■ Data section:

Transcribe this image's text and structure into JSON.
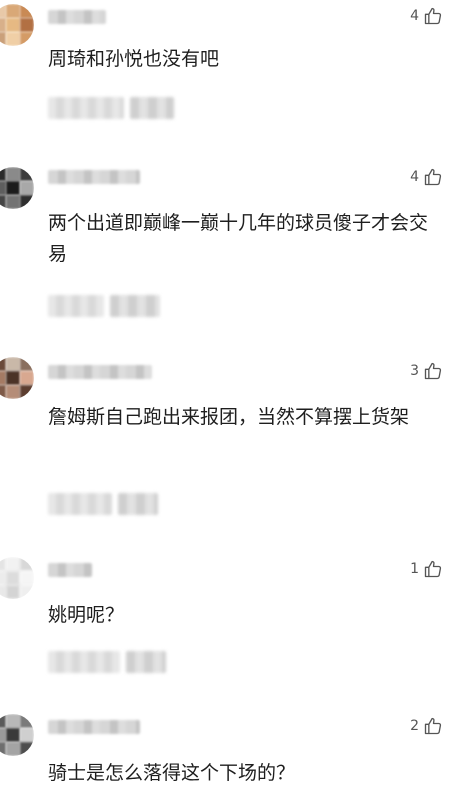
{
  "comments": [
    {
      "likes": "4",
      "text": "周琦和孙悦也没有吧"
    },
    {
      "likes": "4",
      "text": "两个出道即巅峰一巅十几年的球员傻子才会交易"
    },
    {
      "likes": "3",
      "text": "詹姆斯自己跑出来报团，当然不算摆上货架"
    },
    {
      "likes": "1",
      "text": "姚明呢？"
    },
    {
      "likes": "2",
      "text": "骑士是怎么落得这个下场的？"
    }
  ],
  "icons": {
    "like": "thumbs-up-outline-icon"
  },
  "colors": {
    "text": "#1e1e1e",
    "like_count": "#555555",
    "background": "#ffffff"
  }
}
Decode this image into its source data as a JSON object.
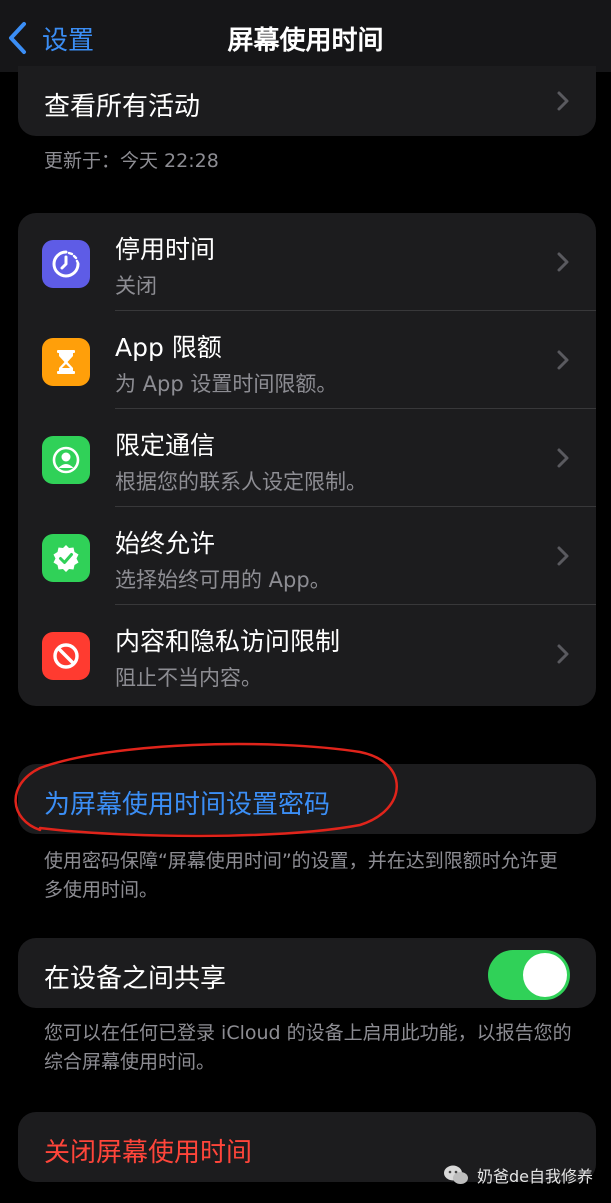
{
  "nav": {
    "back_label": "设置",
    "title": "屏幕使用时间"
  },
  "activity": {
    "label": "查看所有活动",
    "updated": "更新于：今天 22:28"
  },
  "rows": [
    {
      "title": "停用时间",
      "subtitle": "关闭",
      "icon": "downtime-icon",
      "color": "#5e5ce6"
    },
    {
      "title": "App 限额",
      "subtitle": "为 App 设置时间限额。",
      "icon": "hourglass-icon",
      "color": "#ff9f0a"
    },
    {
      "title": "限定通信",
      "subtitle": "根据您的联系人设定限制。",
      "icon": "contact-icon",
      "color": "#30d158"
    },
    {
      "title": "始终允许",
      "subtitle": "选择始终可用的 App。",
      "icon": "checkmark-badge-icon",
      "color": "#30d158"
    },
    {
      "title": "内容和隐私访问限制",
      "subtitle": "阻止不当内容。",
      "icon": "no-entry-icon",
      "color": "#ff3b30"
    }
  ],
  "passcode": {
    "label": "为屏幕使用时间设置密码",
    "footnote": "使用密码保障“屏幕使用时间”的设置，并在达到限额时允许更多使用时间。",
    "color": "#3b8ef5"
  },
  "share": {
    "label": "在设备之间共享",
    "enabled": true,
    "footnote": "您可以在任何已登录 iCloud 的设备上启用此功能，以报告您的综合屏幕使用时间。"
  },
  "turn_off": {
    "label": "关闭屏幕使用时间",
    "color": "#ff453a"
  },
  "watermark": {
    "text": "奶爸de自我修养"
  }
}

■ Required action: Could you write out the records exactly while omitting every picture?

■ Answer below:
Transcribe this image's text and structure into JSON.
{
  "comments": [
    {
      "likes": "4",
      "text": "周琦和孙悦也没有吧"
    },
    {
      "likes": "4",
      "text": "两个出道即巅峰一巅十几年的球员傻子才会交易"
    },
    {
      "likes": "3",
      "text": "詹姆斯自己跑出来报团，当然不算摆上货架"
    },
    {
      "likes": "1",
      "text": "姚明呢？"
    },
    {
      "likes": "2",
      "text": "骑士是怎么落得这个下场的？"
    }
  ],
  "icons": {
    "like": "thumbs-up-outline-icon"
  },
  "colors": {
    "text": "#1e1e1e",
    "like_count": "#555555",
    "background": "#ffffff"
  }
}
Decode this image into its source data as a JSON object.
{
  "nav": {
    "back_label": "设置",
    "title": "屏幕使用时间"
  },
  "activity": {
    "label": "查看所有活动",
    "updated": "更新于：今天 22:28"
  },
  "rows": [
    {
      "title": "停用时间",
      "subtitle": "关闭",
      "icon": "downtime-icon",
      "color": "#5e5ce6"
    },
    {
      "title": "App 限额",
      "subtitle": "为 App 设置时间限额。",
      "icon": "hourglass-icon",
      "color": "#ff9f0a"
    },
    {
      "title": "限定通信",
      "subtitle": "根据您的联系人设定限制。",
      "icon": "contact-icon",
      "color": "#30d158"
    },
    {
      "title": "始终允许",
      "subtitle": "选择始终可用的 App。",
      "icon": "checkmark-badge-icon",
      "color": "#30d158"
    },
    {
      "title": "内容和隐私访问限制",
      "subtitle": "阻止不当内容。",
      "icon": "no-entry-icon",
      "color": "#ff3b30"
    }
  ],
  "passcode": {
    "label": "为屏幕使用时间设置密码",
    "footnote": "使用密码保障“屏幕使用时间”的设置，并在达到限额时允许更多使用时间。",
    "color": "#3b8ef5"
  },
  "share": {
    "label": "在设备之间共享",
    "enabled": true,
    "footnote": "您可以在任何已登录 iCloud 的设备上启用此功能，以报告您的综合屏幕使用时间。"
  },
  "turn_off": {
    "label": "关闭屏幕使用时间",
    "color": "#ff453a"
  },
  "watermark": {
    "text": "奶爸de自我修养"
  }
}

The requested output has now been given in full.